Recently, I had lunch with a local CPA and a bookkeeper. They work together and are both partners at their firm. My first question to them was, “What are the differences between your two jobs?” They laughed, but for not-so-obvious reasons. A bookkeeper can do most of what a CPA does, but they cannot sign off on official documents like tax returns or financial statement compilations.
I was happy to pick their brains about their work.
Bookkeepers deserve respect because many do understand accounting and financial management very well. For example, for some services this bookkeeper even charged more than the CPA! Experience matters. There are a few solid bookkeepers I can recommend too.
On the other hand, not all bookkeepers are as good as the one I met with. The norm, however, is that bookkeepers don’t understand accounting very well. It shows in their work and eventually the business owner must hire a someone like me to clean up their books.
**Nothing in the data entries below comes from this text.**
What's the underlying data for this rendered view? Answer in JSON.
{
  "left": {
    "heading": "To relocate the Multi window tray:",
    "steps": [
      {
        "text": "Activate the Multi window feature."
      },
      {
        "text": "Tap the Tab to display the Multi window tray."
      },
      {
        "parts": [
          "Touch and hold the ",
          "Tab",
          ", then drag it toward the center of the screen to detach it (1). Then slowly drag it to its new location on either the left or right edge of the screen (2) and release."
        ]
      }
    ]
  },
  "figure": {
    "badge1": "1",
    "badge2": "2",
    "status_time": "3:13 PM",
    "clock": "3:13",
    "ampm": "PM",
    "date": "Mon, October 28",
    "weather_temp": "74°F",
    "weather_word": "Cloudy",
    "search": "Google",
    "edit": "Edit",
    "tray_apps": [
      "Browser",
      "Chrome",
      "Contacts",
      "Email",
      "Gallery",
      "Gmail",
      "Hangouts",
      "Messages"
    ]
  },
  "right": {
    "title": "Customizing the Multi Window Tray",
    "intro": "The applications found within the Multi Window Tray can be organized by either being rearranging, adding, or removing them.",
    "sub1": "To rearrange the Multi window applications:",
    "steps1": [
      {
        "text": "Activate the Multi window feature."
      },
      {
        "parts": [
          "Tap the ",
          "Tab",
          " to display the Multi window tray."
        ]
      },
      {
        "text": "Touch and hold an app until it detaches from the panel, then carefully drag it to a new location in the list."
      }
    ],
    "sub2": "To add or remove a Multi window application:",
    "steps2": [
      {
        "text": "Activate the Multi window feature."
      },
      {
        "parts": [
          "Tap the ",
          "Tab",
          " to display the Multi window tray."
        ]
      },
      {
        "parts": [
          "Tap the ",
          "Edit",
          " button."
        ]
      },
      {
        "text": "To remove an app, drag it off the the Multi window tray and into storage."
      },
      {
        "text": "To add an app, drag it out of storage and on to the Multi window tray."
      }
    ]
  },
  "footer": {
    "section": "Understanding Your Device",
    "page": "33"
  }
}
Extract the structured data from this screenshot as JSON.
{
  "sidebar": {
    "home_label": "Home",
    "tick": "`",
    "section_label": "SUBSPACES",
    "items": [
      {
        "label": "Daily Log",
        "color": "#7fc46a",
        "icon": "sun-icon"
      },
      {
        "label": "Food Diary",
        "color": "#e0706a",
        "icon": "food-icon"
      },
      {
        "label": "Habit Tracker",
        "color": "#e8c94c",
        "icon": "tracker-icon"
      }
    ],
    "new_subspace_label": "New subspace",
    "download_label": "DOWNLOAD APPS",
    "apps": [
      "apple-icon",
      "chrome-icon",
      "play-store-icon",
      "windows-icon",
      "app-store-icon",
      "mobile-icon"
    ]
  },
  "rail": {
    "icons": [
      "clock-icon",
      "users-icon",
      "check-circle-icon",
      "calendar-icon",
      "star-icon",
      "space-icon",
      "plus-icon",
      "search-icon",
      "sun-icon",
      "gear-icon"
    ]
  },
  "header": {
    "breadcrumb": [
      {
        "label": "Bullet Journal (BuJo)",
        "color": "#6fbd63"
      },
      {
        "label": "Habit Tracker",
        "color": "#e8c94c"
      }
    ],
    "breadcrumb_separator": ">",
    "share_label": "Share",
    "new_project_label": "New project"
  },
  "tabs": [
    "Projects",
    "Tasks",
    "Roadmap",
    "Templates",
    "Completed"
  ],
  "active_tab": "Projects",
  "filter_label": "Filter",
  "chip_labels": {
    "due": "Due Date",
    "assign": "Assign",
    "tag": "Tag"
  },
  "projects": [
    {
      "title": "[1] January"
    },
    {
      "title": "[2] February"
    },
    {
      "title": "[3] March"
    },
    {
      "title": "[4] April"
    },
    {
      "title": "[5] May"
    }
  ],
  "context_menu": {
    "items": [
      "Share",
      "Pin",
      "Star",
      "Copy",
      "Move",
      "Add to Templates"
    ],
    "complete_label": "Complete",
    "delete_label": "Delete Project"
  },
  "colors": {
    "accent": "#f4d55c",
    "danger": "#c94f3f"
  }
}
To become a CPA, you must spend extra time in college, pass an extremely difficult test, and work for another CPA for at least a year. These requirements are to ensure that CPAs know what they are doing. We are also required to meet annual continuing education training and for public practices, like mine, allow our peers to do an in-depth review of our work.
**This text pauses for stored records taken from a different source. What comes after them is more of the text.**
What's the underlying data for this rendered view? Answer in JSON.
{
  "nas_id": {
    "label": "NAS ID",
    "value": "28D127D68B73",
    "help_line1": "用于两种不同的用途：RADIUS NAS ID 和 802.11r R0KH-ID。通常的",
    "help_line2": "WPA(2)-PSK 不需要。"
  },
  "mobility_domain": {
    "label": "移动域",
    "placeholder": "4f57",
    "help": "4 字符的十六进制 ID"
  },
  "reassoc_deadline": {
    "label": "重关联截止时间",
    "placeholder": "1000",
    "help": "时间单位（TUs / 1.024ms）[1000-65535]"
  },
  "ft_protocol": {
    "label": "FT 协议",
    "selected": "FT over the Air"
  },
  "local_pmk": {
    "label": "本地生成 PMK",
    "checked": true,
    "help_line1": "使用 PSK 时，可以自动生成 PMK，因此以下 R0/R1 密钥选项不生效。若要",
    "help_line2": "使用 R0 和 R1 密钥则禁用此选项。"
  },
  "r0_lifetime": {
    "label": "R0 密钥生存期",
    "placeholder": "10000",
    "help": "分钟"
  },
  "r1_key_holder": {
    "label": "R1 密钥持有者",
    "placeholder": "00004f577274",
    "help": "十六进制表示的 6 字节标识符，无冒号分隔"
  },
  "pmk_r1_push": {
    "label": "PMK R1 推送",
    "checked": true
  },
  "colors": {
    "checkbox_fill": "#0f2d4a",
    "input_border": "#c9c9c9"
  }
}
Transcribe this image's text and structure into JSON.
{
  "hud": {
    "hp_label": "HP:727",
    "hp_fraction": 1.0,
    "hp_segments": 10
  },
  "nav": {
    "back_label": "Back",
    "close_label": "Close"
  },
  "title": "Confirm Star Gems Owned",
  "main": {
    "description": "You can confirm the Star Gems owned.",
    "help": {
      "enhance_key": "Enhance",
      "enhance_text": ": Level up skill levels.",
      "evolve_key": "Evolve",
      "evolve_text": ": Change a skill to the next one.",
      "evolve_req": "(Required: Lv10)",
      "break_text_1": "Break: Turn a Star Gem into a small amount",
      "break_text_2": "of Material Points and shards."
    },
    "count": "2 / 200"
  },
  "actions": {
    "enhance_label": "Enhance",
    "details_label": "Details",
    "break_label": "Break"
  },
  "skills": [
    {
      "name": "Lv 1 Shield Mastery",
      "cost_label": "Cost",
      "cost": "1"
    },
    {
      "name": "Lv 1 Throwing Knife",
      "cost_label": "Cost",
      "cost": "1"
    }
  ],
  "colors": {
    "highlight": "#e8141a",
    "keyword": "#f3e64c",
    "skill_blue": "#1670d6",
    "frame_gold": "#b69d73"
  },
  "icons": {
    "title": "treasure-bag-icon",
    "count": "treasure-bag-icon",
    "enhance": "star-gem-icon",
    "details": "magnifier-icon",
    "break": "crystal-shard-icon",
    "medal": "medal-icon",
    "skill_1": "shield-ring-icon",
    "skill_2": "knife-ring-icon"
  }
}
Here is a list of what I consider the key benefits to working with a CPA:
- Know the appropriate accounting treatment for many different types of transactions
- Understand tax laws and implications
- Can provide more in-depth analysis and advise on important business decisions
- Save you time and money at tax time if were already familiar with your books
- Can put our signature on financial statements to be used to get a loan from a bank or raise capital (this is a form of assurance, such as a review, compilation, or audit)
- We know how to study and dig for answers (we didn’t go through all that schooling and pass crazy exams because it was easy!)
- Are vetted (after schooling and the very difficult exams, we must complete continuing education every year and are subject to peer reviews)
- Held to a high ethical standard, with great penalties if we don’t comply
In summary, you can expect consistent high-quality services from a CPA and a wider range of services. There are good bookkeepers out there, but they may charge the same or more and they cannot perform as many services as a CPA. If you want to hire a bookkeeper, I recommend asking for references and vetting them. I find the second most important quality of a CPA/Bookkeeper is personality and fit. Ask yourself if the person is someone you can have an open and productive relationship with.